* Provided data *

=== Begin Enclosure ===

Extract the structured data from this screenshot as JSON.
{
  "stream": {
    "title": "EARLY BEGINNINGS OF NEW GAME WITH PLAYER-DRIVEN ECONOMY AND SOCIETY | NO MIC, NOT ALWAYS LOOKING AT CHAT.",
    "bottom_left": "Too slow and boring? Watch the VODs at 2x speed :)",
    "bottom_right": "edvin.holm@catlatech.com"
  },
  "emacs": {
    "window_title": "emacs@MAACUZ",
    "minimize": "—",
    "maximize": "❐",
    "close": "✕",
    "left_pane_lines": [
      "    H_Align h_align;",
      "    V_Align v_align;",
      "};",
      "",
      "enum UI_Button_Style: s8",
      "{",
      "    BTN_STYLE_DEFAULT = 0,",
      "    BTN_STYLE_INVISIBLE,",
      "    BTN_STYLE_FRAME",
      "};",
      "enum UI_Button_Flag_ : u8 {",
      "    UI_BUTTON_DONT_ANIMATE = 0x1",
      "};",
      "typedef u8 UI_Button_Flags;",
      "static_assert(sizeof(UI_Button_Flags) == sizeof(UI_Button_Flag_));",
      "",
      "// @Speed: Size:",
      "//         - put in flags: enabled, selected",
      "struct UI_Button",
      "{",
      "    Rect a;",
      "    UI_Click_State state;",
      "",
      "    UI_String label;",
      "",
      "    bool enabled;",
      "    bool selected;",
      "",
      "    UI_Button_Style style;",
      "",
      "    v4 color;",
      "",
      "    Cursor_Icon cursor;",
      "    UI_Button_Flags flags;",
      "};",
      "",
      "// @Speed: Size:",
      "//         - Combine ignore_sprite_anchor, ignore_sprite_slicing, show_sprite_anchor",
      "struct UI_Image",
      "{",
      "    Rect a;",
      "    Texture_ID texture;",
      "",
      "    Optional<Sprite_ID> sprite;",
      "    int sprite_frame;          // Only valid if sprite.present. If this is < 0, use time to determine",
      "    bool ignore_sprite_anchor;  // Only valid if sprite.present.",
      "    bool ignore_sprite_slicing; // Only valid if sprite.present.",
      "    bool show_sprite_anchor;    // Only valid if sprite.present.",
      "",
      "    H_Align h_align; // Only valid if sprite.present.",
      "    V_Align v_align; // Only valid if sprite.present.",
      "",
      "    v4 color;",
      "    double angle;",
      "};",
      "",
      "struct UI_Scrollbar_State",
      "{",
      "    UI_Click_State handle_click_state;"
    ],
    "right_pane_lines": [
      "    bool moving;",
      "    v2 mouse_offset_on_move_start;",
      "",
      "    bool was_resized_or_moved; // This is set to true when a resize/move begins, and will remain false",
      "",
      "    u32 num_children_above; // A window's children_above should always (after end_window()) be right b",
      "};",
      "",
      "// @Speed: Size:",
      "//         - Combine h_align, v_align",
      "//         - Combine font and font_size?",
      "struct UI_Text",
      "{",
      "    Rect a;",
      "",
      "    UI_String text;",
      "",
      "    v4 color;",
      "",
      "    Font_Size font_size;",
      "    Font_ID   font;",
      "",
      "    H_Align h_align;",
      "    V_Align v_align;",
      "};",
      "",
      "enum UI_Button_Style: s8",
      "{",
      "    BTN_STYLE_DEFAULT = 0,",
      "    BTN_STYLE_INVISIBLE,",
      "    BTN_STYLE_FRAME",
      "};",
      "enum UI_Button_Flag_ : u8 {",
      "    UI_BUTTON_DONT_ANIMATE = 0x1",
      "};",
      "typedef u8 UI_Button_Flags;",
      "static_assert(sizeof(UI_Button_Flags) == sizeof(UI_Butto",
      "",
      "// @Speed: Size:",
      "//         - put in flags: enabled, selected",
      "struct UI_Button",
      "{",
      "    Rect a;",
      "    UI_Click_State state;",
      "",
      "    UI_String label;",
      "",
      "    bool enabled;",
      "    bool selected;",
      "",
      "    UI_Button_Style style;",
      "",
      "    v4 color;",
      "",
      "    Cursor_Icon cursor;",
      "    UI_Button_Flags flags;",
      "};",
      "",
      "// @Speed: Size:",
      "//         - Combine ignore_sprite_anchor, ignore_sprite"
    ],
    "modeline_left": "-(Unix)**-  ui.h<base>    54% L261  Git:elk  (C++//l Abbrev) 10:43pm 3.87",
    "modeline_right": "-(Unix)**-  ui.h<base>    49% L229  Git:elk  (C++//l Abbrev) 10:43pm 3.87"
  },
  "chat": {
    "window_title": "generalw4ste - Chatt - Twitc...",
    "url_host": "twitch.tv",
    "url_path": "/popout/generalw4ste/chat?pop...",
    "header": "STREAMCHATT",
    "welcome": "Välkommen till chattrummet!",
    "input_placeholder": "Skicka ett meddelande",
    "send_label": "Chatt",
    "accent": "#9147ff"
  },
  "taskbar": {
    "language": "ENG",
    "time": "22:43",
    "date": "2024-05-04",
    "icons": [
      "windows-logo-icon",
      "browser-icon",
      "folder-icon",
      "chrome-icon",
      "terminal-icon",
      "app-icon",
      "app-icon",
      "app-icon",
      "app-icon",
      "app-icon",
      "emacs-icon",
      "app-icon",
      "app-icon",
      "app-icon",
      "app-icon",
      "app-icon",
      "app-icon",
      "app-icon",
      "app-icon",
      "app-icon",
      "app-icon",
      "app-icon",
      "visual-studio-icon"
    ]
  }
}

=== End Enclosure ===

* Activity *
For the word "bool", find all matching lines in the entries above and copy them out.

* Answer for the task *
      "    bool enabled;",
      "    bool selected;",
      "    bool ignore_sprite_anchor;  // Only valid if sprite.present.",
      "    bool ignore_sprite_slicing; // Only valid if sprite.present.",
      "    bool show_sprite_anchor;    // Only valid if sprite.present.",
      "    bool moving;",
      "    bool was_resized_or_moved; // This is set to true when a resize/move begins, and will remain false",
      "    bool enabled;",
      "    bool selected;",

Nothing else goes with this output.